Dataset rows for apps and sites
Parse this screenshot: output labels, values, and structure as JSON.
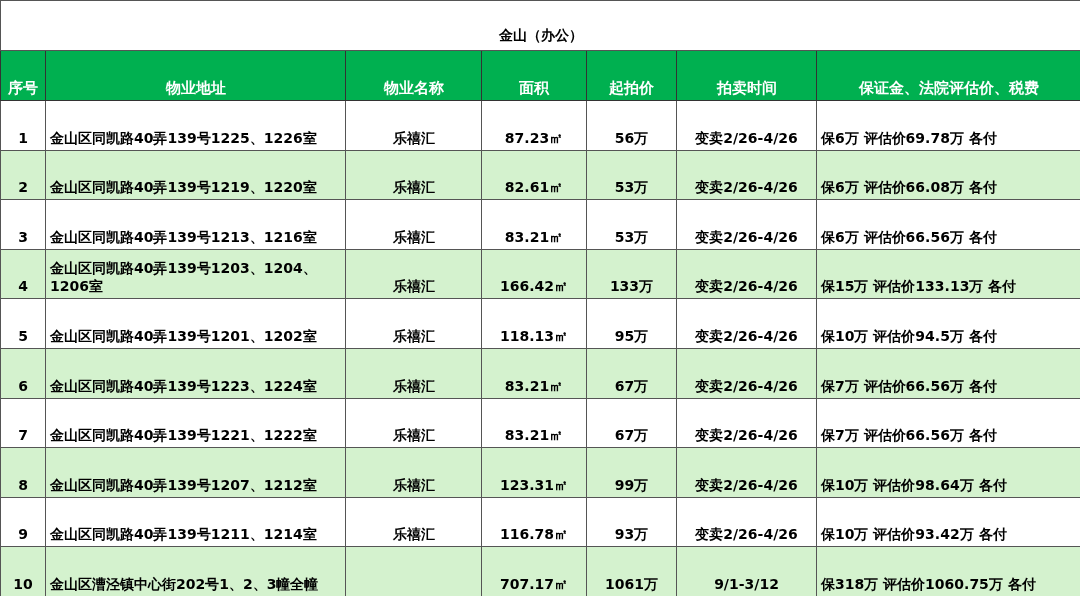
{
  "title": "金山（办公）",
  "columns": [
    "序号",
    "物业地址",
    "物业名称",
    "面积",
    "起拍价",
    "拍卖时间",
    "保证金、法院评估价、税费"
  ],
  "rows": [
    {
      "cells": [
        "1",
        "金山区同凯路40弄139号1225、1226室",
        "乐禧汇",
        "87.23㎡",
        "56万",
        "变卖2/26-4/26",
        "保6万 评估价69.78万 各付"
      ]
    },
    {
      "cells": [
        "2",
        "金山区同凯路40弄139号1219、1220室",
        "乐禧汇",
        "82.61㎡",
        "53万",
        "变卖2/26-4/26",
        "保6万 评估价66.08万 各付"
      ]
    },
    {
      "cells": [
        "3",
        "金山区同凯路40弄139号1213、1216室",
        "乐禧汇",
        "83.21㎡",
        "53万",
        "变卖2/26-4/26",
        "保6万 评估价66.56万 各付"
      ]
    },
    {
      "cells": [
        "4",
        "金山区同凯路40弄139号1203、1204、1206室",
        "乐禧汇",
        "166.42㎡",
        "133万",
        "变卖2/26-4/26",
        "保15万 评估价133.13万 各付"
      ]
    },
    {
      "cells": [
        "5",
        "金山区同凯路40弄139号1201、1202室",
        "乐禧汇",
        "118.13㎡",
        "95万",
        "变卖2/26-4/26",
        "保10万 评估价94.5万 各付"
      ]
    },
    {
      "cells": [
        "6",
        "金山区同凯路40弄139号1223、1224室",
        "乐禧汇",
        "83.21㎡",
        "67万",
        "变卖2/26-4/26",
        "保7万 评估价66.56万 各付"
      ]
    },
    {
      "cells": [
        "7",
        "金山区同凯路40弄139号1221、1222室",
        "乐禧汇",
        "83.21㎡",
        "67万",
        "变卖2/26-4/26",
        "保7万 评估价66.56万 各付"
      ]
    },
    {
      "cells": [
        "8",
        "金山区同凯路40弄139号1207、1212室",
        "乐禧汇",
        "123.31㎡",
        "99万",
        "变卖2/26-4/26",
        "保10万 评估价98.64万 各付"
      ]
    },
    {
      "cells": [
        "9",
        "金山区同凯路40弄139号1211、1214室",
        "乐禧汇",
        "116.78㎡",
        "93万",
        "变卖2/26-4/26",
        "保10万 评估价93.42万 各付"
      ]
    },
    {
      "cells": [
        "10",
        "金山区漕泾镇中心街202号1、2、3幢全幢",
        "",
        "707.17㎡",
        "1061万",
        "9/1-3/12",
        "保318万 评估价1060.75万 各付"
      ]
    }
  ]
}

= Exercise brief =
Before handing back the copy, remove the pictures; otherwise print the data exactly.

= Task response =
Parse this screenshot: output labels, values, and structure as JSON.
{
  "title": "金山（办公）",
  "columns": [
    "序号",
    "物业地址",
    "物业名称",
    "面积",
    "起拍价",
    "拍卖时间",
    "保证金、法院评估价、税费"
  ],
  "rows": [
    {
      "cells": [
        "1",
        "金山区同凯路40弄139号1225、1226室",
        "乐禧汇",
        "87.23㎡",
        "56万",
        "变卖2/26-4/26",
        "保6万 评估价69.78万 各付"
      ]
    },
    {
      "cells": [
        "2",
        "金山区同凯路40弄139号1219、1220室",
        "乐禧汇",
        "82.61㎡",
        "53万",
        "变卖2/26-4/26",
        "保6万 评估价66.08万 各付"
      ]
    },
    {
      "cells": [
        "3",
        "金山区同凯路40弄139号1213、1216室",
        "乐禧汇",
        "83.21㎡",
        "53万",
        "变卖2/26-4/26",
        "保6万 评估价66.56万 各付"
      ]
    },
    {
      "cells": [
        "4",
        "金山区同凯路40弄139号1203、1204、1206室",
        "乐禧汇",
        "166.42㎡",
        "133万",
        "变卖2/26-4/26",
        "保15万 评估价133.13万 各付"
      ]
    },
    {
      "cells": [
        "5",
        "金山区同凯路40弄139号1201、1202室",
        "乐禧汇",
        "118.13㎡",
        "95万",
        "变卖2/26-4/26",
        "保10万 评估价94.5万 各付"
      ]
    },
    {
      "cells": [
        "6",
        "金山区同凯路40弄139号1223、1224室",
        "乐禧汇",
        "83.21㎡",
        "67万",
        "变卖2/26-4/26",
        "保7万 评估价66.56万 各付"
      ]
    },
    {
      "cells": [
        "7",
        "金山区同凯路40弄139号1221、1222室",
        "乐禧汇",
        "83.21㎡",
        "67万",
        "变卖2/26-4/26",
        "保7万 评估价66.56万 各付"
      ]
    },
    {
      "cells": [
        "8",
        "金山区同凯路40弄139号1207、1212室",
        "乐禧汇",
        "123.31㎡",
        "99万",
        "变卖2/26-4/26",
        "保10万 评估价98.64万 各付"
      ]
    },
    {
      "cells": [
        "9",
        "金山区同凯路40弄139号1211、1214室",
        "乐禧汇",
        "116.78㎡",
        "93万",
        "变卖2/26-4/26",
        "保10万 评估价93.42万 各付"
      ]
    },
    {
      "cells": [
        "10",
        "金山区漕泾镇中心街202号1、2、3幢全幢",
        "",
        "707.17㎡",
        "1061万",
        "9/1-3/12",
        "保318万 评估价1060.75万 各付"
      ]
    }
  ]
}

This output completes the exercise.